## WHAT IS EXPECTED
Where does the string "this" appear in the records? Copy every line that contains it.

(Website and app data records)
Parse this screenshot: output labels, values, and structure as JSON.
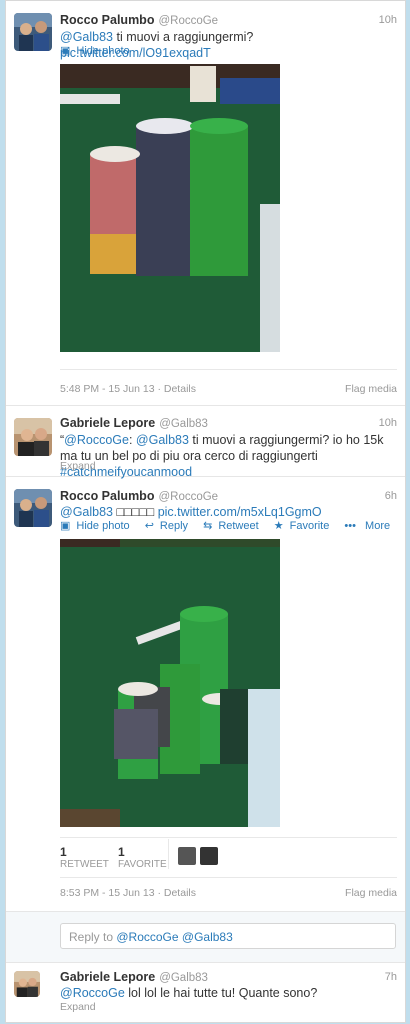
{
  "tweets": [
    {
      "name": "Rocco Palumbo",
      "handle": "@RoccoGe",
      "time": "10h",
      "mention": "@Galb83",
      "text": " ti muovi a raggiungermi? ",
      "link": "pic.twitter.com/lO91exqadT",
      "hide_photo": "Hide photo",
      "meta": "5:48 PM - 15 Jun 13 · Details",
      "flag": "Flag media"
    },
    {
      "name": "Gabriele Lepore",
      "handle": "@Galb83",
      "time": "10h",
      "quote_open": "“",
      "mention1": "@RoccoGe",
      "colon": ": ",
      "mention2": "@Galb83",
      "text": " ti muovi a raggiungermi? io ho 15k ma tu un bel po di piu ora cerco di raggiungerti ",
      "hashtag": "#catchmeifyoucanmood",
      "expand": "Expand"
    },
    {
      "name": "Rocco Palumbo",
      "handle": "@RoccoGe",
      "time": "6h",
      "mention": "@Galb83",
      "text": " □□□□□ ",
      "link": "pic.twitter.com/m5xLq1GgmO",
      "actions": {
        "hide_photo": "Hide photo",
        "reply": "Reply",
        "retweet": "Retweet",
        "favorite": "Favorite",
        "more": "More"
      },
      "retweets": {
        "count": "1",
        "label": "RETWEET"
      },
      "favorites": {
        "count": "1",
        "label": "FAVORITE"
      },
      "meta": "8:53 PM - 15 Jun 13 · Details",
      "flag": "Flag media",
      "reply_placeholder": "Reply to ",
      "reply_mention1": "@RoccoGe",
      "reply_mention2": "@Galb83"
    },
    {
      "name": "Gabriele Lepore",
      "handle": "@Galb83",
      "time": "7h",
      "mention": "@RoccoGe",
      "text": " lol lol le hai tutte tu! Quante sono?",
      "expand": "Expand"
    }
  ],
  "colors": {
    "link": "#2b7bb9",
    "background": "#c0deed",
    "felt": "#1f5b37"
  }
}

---

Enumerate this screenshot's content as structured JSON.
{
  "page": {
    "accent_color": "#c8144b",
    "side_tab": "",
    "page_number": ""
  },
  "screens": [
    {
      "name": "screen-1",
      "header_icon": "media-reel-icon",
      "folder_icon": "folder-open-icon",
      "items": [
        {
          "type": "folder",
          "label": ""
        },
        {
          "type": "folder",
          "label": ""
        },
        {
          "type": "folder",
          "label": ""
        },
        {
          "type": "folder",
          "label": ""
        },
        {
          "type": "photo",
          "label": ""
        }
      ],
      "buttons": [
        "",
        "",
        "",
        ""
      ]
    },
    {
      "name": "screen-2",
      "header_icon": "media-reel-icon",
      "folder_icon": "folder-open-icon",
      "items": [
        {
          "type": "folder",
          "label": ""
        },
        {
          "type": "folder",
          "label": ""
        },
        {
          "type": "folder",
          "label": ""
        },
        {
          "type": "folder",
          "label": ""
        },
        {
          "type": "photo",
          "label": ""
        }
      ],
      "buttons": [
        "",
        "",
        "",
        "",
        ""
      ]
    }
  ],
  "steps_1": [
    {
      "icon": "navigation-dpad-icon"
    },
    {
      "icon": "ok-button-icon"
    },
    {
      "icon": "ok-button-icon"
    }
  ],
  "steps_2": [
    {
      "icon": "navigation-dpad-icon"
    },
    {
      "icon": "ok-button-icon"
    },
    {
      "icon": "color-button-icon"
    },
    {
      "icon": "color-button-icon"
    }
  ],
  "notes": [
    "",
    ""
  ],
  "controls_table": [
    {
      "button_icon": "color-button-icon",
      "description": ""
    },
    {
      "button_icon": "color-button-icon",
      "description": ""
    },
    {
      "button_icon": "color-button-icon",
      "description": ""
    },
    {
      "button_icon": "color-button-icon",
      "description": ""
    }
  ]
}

## RESULT
Parse this screenshot: output labels, values, and structure as JSON.
Enumerate this screenshot's content as structured JSON.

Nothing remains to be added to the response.